- Exercise brief -
What you return must be the lines of the data that hold the word "Student".

- Supplied data -
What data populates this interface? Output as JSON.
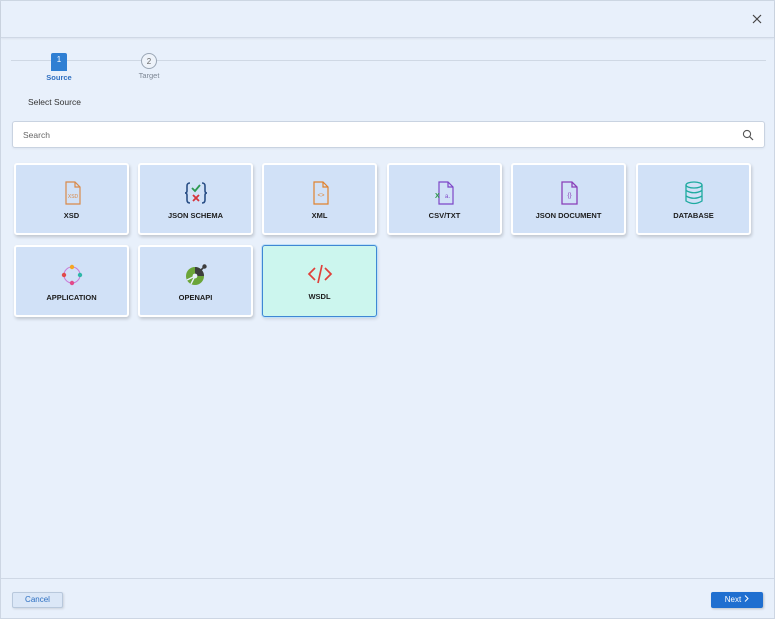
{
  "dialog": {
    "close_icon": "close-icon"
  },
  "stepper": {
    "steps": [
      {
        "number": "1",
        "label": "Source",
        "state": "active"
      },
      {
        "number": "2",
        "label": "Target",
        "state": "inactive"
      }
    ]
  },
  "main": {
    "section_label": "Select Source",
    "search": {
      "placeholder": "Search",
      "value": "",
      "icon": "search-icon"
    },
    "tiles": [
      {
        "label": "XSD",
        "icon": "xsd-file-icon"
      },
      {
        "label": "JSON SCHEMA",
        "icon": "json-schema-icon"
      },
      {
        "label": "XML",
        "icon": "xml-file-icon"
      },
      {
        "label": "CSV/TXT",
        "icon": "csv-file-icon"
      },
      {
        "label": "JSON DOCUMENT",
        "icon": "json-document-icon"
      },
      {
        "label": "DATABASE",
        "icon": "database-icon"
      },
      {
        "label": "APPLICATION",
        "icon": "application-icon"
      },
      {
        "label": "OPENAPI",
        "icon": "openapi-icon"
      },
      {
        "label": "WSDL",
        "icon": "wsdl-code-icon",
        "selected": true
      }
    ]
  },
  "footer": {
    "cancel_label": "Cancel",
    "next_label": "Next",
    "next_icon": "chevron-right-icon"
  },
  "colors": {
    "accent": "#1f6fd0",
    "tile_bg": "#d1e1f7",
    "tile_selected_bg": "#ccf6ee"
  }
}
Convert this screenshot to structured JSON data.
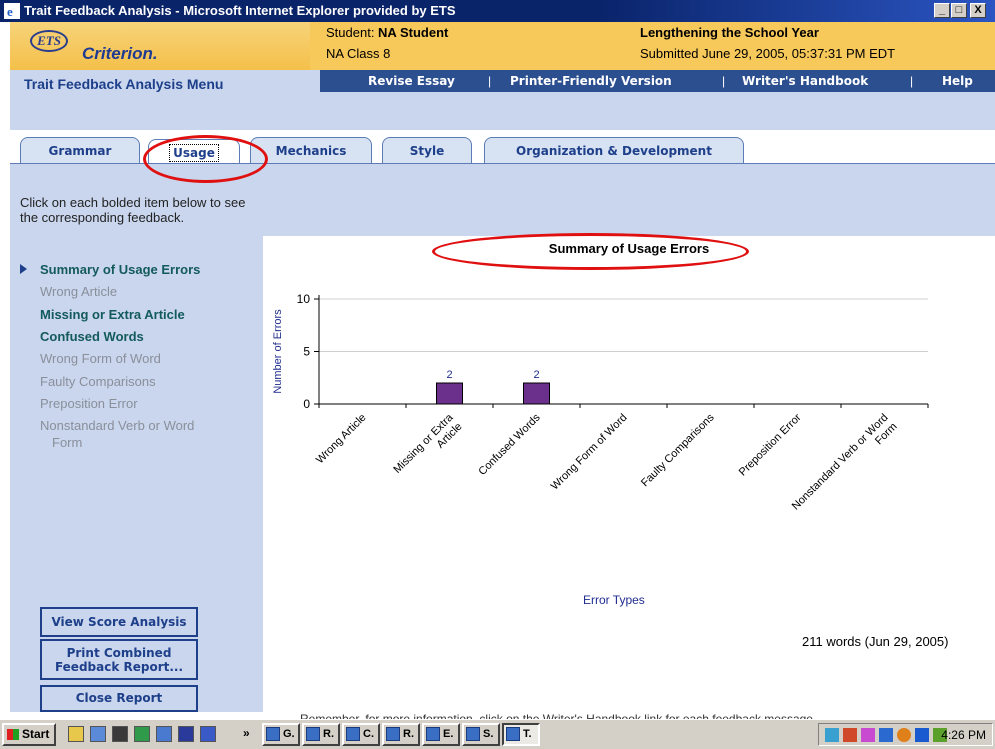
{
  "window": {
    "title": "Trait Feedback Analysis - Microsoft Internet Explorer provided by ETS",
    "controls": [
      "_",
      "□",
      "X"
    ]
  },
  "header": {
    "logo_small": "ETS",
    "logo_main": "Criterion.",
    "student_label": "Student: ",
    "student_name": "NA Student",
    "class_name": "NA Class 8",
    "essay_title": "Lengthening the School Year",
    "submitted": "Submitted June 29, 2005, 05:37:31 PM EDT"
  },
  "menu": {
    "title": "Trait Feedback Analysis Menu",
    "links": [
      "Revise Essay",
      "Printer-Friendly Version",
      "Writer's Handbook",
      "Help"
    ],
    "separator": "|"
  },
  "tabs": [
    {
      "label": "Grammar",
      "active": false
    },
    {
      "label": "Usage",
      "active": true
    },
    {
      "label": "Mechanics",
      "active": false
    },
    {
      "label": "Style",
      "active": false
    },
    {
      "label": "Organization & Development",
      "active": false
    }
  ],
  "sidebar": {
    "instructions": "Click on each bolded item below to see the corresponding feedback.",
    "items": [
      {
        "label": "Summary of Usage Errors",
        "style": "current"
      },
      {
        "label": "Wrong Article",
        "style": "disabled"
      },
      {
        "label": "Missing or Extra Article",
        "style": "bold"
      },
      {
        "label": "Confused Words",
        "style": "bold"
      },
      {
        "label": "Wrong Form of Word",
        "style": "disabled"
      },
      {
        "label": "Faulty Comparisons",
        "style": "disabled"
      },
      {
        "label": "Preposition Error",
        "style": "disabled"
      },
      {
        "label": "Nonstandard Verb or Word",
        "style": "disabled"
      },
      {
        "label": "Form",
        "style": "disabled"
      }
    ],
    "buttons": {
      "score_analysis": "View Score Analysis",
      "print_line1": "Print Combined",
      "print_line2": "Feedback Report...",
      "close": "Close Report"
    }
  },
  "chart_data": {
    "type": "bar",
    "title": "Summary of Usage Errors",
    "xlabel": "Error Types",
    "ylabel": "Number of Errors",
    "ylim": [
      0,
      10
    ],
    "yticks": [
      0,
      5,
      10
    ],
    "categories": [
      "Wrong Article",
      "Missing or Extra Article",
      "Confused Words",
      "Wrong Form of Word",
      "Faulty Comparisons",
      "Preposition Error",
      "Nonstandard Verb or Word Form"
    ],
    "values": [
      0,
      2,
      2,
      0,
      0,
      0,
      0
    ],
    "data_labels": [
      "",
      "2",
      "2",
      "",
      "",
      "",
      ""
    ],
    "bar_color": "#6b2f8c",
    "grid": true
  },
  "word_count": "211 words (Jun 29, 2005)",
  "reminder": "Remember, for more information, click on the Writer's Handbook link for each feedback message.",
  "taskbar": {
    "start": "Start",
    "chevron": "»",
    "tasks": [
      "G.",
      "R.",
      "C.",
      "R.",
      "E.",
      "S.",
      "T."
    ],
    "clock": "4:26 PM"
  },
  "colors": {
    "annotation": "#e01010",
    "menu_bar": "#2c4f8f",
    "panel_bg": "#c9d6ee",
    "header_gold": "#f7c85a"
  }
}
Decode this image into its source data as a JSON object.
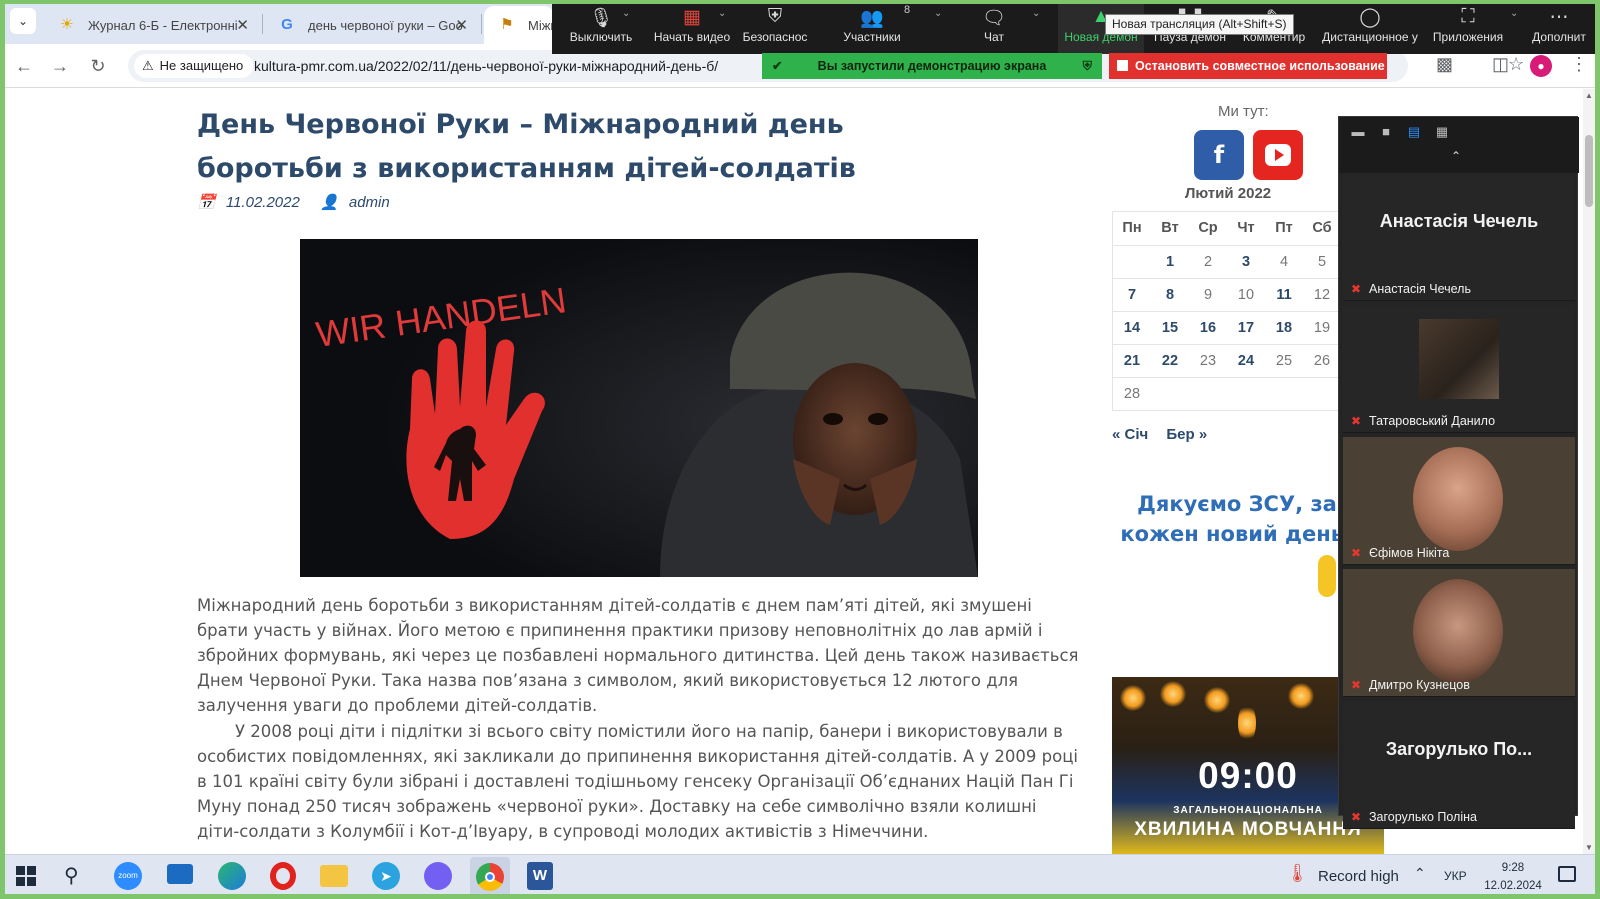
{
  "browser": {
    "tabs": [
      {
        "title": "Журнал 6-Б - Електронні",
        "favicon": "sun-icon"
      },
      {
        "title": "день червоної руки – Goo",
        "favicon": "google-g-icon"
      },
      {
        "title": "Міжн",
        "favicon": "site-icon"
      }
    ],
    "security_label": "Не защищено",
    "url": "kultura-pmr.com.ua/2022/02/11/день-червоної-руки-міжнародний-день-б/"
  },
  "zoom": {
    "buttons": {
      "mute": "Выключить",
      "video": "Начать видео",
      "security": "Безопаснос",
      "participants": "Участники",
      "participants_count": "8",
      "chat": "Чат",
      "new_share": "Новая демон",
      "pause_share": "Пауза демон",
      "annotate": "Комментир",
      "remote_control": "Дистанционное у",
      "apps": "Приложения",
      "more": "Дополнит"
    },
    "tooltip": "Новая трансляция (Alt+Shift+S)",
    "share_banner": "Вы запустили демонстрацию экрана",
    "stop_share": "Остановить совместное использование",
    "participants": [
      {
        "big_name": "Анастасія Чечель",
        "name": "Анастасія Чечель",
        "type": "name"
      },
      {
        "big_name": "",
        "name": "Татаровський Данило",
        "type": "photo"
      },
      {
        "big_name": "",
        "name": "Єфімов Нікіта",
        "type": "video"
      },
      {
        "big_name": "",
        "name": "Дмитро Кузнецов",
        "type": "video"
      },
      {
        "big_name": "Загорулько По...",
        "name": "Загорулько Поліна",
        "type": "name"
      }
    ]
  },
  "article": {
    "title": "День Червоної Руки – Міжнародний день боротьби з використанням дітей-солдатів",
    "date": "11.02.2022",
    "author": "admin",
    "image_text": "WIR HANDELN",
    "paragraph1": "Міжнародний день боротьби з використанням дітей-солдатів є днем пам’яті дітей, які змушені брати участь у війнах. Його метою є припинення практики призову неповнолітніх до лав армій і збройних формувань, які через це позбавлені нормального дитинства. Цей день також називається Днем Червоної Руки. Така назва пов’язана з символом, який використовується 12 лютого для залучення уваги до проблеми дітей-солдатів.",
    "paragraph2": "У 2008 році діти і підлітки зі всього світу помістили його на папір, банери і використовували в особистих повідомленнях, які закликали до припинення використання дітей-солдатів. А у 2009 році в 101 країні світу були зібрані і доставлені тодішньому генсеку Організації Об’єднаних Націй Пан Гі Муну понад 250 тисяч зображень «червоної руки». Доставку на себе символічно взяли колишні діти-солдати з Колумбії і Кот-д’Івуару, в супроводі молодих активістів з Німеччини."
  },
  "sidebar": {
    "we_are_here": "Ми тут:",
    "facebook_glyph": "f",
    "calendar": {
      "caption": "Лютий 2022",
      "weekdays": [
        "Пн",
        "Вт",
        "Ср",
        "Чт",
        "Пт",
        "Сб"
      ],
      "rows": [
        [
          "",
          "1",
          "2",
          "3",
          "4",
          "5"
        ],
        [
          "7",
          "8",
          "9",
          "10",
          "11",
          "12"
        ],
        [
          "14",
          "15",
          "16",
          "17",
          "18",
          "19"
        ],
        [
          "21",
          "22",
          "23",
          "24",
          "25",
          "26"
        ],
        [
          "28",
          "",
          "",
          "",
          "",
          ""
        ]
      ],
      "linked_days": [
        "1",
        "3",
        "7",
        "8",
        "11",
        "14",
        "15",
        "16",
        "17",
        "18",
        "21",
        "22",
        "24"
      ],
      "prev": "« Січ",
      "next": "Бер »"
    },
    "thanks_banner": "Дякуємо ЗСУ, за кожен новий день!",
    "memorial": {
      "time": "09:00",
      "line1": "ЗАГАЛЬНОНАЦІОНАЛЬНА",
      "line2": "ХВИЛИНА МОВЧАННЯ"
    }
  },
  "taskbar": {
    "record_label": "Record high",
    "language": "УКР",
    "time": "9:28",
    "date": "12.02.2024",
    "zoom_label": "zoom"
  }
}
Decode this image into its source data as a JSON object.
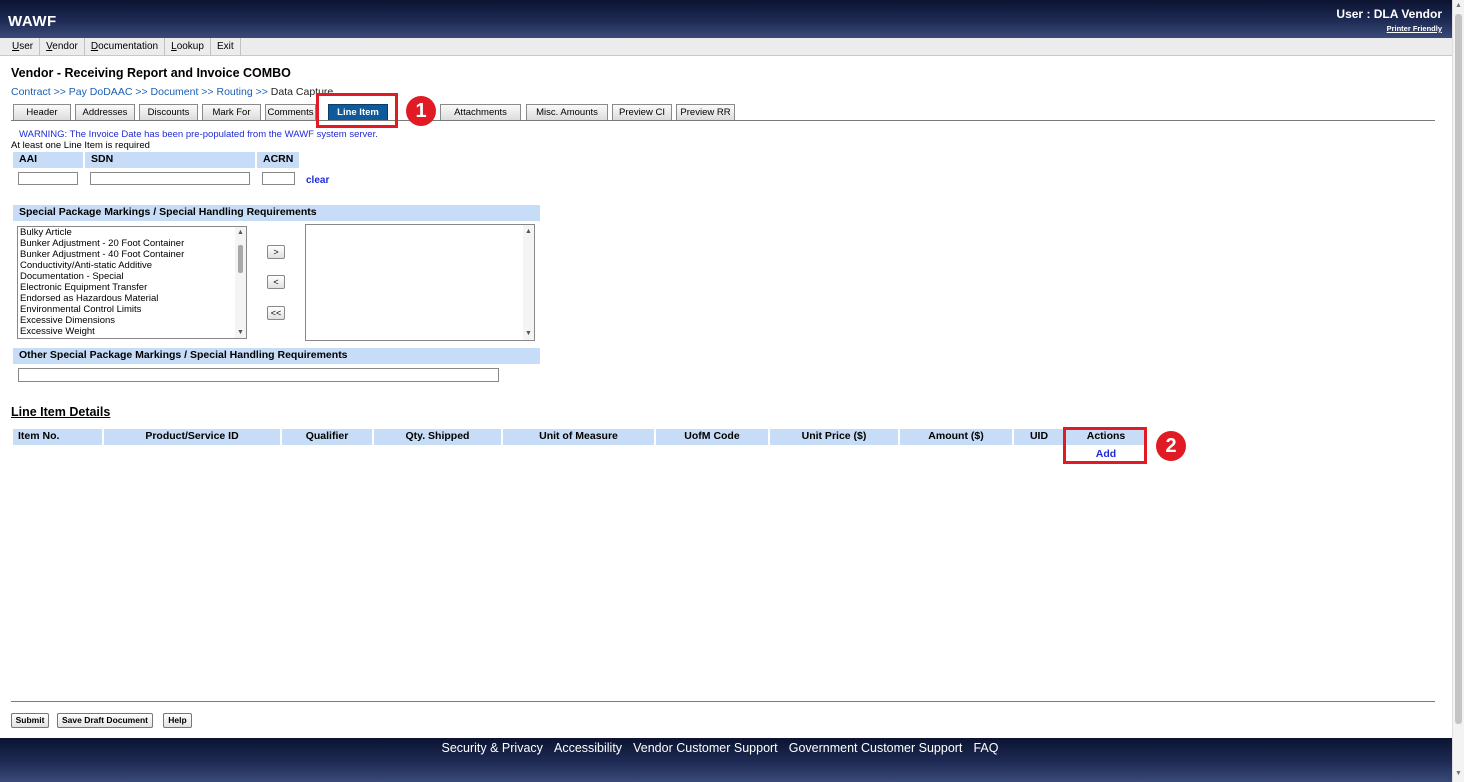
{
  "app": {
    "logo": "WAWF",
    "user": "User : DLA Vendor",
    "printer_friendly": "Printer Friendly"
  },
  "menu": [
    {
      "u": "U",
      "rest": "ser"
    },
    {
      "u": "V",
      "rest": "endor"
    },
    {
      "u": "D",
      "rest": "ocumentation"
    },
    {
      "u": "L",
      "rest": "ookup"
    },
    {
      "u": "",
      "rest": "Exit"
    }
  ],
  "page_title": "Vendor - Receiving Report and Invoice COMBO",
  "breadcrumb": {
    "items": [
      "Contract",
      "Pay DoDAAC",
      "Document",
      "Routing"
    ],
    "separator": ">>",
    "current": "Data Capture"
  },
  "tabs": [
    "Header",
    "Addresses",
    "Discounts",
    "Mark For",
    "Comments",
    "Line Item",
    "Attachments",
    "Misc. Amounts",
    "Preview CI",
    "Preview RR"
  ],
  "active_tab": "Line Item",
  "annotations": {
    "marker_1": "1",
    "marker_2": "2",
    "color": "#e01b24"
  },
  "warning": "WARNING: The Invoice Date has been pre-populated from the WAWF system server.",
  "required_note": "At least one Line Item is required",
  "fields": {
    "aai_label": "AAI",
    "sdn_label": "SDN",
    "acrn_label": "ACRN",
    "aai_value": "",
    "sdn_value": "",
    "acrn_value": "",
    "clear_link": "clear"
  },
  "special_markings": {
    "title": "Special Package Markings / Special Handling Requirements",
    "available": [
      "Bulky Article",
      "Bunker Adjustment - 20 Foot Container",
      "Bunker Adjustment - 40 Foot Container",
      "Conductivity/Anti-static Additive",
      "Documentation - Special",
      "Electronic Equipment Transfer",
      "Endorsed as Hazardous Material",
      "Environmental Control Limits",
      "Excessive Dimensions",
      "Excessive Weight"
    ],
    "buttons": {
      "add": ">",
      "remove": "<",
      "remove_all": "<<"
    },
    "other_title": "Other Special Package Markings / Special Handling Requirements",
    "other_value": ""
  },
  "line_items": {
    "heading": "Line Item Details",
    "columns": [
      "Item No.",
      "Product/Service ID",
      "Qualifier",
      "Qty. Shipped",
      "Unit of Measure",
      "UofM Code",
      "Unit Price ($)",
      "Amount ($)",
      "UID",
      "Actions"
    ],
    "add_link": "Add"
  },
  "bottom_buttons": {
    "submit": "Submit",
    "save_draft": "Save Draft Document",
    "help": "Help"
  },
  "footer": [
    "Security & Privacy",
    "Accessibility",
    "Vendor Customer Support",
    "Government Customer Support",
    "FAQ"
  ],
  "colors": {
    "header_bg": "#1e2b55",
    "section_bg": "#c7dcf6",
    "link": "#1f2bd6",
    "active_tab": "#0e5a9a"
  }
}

- Result of this exercise -
    "student_label": "Student: ",
    "student_name": "NA Student",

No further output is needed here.